Gov. Gretchen Whitmer
Temporary restrictions on non-essential veterinary services
The novel coronavirus (COVID-19) is a respiratory disease that can result in serious illness or death. It is caused by a new strain of coronavirus not previously identified in humans and easily spread from person to person. There is currently no approved vaccine or antiviral treatment for this disease.
On March 10, 2020, the Michigan Department of Health and Human Services identified the first two presumptive-positive cases of COVID-19 in Michigan. On that same day, I issued Executive Order 2020-4. This order declared a state of emergency across the state of Michigan under section 1 of article 5 of the Michigan Constitution of 1963, the Emergency Management Act, 1976 PA 390, as amended, MCL 30.401-.421, and the Emergency Powers of the Governor Act of 1945, 1945 PA 302, as amended, MCL 10.31-.33.

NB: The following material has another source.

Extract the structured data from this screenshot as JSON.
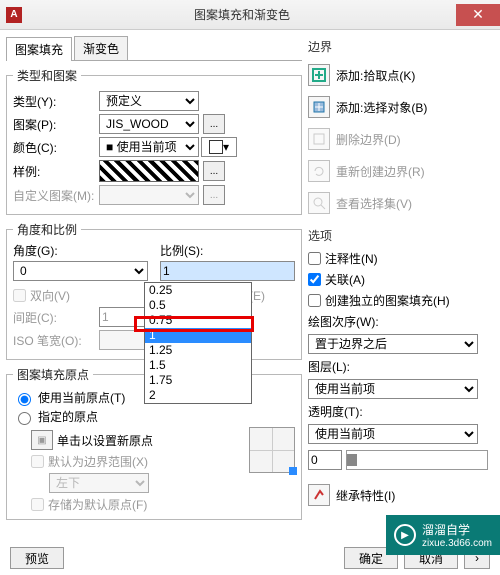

The Emergency Management Act vests the governor with broad powers and duties to “cop[e] with dangers to this state or the people of this state presented by a disaster or emergency,” which the governor may implement through “executive orders, proclamations, and directives having the force and effect of law.” MCL 30.403(1)-(2). Similarly, the Emergency Powers of the Governor Act of 1945 provides that, after declaring a state of emergency, “the governor may promulgate reasonable orders, rules, and regulations as he or she considers necessary to protect life and property or to bring the emergency situation within the affected area under control.” MCL 10.31(1).
To suppress the transmission of COVID-19, it is crucial to limit in-person contact to the greatest extent possible. While there is currently no evidence that common pets can transmit COVID-19, the provision of veterinary services in-person nonetheless presents the risk of that the virus will be spread from person to person. Furthermore, the provision of veterinary services entails the use of health care resources, such as personal protective equipment, that are in immediate and critically high demand as a result of this pandemic. Accordingly, to mitigate the spread of COVID-19, protect the public health, provide essential protections to vulnerable Michiganders, and ensure the availability of critical health care resources, it is reasonable and necessary to impose temporary restrictions on the in-person provision of non-essential veterinary services.
Acting under the Michigan Constitution of 1963 and Michigan law, I order the following:
Given under my hand and the Great Seal of the State of Michigan.